Work required: What lines of the data include the string "Items"? Copy them all.

Records for this exercise:
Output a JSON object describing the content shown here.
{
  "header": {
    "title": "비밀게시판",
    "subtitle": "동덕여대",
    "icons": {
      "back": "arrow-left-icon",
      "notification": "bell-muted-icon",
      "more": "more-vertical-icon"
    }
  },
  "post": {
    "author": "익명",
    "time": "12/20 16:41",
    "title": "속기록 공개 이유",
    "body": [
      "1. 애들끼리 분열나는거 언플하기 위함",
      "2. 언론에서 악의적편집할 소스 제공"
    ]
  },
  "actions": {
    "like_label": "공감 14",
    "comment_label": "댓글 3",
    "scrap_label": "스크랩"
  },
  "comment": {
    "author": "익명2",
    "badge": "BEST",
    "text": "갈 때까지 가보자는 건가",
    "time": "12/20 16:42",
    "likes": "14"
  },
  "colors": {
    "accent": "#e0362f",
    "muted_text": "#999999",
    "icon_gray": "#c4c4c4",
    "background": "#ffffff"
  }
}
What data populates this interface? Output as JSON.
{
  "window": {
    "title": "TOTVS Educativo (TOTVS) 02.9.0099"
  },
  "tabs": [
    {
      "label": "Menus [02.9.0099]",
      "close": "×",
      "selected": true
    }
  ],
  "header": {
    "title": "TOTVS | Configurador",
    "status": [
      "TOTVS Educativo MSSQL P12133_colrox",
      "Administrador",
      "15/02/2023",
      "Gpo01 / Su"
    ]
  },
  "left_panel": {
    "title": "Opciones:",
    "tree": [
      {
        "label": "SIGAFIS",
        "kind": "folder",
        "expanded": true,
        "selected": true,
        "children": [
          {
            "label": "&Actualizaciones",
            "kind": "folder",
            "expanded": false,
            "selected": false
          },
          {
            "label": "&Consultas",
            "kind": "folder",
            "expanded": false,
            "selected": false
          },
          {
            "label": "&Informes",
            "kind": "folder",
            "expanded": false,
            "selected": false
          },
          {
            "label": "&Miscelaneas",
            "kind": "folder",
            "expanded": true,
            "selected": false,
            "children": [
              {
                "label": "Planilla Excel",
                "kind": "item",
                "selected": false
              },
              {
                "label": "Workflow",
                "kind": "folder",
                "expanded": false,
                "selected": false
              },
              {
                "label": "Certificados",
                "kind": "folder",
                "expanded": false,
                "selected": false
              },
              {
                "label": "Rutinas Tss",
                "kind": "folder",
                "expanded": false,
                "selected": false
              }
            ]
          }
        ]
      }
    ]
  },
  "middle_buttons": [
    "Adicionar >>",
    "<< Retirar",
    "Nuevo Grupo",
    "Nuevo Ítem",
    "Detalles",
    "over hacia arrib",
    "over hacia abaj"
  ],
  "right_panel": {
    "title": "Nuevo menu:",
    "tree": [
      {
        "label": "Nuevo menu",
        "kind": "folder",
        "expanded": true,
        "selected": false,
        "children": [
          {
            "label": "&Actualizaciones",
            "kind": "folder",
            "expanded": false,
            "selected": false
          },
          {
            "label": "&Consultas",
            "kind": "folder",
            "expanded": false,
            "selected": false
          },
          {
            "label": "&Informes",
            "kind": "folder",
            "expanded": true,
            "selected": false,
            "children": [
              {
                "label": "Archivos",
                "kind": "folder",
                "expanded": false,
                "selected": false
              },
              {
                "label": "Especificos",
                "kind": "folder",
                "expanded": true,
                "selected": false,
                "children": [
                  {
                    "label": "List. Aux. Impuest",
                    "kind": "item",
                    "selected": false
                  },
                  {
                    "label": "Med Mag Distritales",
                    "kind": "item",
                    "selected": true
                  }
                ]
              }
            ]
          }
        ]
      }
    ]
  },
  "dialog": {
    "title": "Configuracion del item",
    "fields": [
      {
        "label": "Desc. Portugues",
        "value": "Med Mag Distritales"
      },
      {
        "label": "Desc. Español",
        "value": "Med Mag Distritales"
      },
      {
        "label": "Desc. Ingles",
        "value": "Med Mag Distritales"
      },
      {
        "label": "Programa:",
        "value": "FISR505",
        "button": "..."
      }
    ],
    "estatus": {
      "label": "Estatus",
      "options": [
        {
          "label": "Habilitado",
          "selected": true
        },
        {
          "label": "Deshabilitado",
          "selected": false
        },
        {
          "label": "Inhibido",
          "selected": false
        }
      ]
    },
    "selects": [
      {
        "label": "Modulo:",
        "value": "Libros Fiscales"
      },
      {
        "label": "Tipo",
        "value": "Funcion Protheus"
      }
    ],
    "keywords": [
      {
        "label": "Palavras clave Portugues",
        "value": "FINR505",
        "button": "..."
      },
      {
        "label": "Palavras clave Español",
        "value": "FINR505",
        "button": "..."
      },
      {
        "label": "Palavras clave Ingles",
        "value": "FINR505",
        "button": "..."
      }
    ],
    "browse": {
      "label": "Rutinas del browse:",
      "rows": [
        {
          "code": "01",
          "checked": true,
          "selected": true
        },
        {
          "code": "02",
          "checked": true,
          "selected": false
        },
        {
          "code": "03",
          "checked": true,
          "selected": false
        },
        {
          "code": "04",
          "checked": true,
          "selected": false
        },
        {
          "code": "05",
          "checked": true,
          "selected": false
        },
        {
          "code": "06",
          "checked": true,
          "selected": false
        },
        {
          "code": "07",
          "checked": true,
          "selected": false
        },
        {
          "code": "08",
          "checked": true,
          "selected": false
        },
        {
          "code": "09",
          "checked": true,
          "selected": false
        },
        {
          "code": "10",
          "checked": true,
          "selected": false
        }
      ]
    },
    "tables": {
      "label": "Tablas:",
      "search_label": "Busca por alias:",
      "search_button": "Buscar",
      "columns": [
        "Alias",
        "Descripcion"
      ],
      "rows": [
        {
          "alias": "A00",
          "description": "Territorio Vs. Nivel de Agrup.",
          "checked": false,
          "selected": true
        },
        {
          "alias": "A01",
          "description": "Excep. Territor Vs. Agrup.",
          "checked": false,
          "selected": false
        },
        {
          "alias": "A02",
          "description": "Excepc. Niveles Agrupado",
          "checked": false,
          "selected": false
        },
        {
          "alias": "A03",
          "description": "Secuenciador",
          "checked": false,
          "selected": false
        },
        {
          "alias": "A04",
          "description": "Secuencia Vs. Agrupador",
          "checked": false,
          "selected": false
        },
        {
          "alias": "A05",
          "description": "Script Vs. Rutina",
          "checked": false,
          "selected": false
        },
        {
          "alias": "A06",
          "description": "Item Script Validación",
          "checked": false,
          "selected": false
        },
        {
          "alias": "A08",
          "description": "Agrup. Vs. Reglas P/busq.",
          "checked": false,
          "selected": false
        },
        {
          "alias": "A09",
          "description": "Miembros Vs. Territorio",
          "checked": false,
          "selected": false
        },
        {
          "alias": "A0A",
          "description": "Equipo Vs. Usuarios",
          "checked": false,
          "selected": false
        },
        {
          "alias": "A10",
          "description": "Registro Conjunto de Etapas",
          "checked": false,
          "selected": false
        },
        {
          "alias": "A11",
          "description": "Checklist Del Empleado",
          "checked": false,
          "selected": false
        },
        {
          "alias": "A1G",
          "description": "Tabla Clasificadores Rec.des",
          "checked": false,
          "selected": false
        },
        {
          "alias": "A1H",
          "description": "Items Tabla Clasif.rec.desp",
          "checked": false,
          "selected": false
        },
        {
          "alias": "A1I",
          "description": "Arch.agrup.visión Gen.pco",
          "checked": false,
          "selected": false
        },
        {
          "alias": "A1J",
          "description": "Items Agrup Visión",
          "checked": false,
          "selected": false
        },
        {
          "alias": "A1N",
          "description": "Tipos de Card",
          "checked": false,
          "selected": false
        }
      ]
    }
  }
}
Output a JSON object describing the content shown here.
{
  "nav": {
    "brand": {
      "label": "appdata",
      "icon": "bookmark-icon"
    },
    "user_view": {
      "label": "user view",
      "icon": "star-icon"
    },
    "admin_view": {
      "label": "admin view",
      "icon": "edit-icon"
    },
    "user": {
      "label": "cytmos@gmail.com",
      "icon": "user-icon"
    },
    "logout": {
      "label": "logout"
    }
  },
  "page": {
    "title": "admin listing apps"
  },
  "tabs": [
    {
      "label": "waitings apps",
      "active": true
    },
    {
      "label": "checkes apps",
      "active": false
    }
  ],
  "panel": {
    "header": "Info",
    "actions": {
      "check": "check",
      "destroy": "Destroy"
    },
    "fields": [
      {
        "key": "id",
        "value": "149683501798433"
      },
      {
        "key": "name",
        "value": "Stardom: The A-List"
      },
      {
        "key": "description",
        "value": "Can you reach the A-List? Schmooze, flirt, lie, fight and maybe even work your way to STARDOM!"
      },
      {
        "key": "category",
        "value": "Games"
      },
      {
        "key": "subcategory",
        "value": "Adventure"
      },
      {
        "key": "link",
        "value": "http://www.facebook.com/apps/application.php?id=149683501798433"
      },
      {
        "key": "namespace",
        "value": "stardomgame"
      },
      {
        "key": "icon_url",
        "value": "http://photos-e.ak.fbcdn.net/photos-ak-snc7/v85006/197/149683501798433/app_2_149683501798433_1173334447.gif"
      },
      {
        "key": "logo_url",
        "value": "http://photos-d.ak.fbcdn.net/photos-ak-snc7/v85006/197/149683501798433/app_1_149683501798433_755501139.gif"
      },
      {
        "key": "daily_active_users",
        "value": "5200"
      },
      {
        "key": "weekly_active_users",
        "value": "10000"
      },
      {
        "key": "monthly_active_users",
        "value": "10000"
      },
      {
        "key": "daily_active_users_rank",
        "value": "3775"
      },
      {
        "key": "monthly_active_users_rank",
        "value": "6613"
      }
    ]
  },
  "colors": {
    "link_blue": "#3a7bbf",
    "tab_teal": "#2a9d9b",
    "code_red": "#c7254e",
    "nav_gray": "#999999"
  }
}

Reply:
          "description": "Items Tabla Clasif.rec.desp",
          "description": "Items Agrup Visión",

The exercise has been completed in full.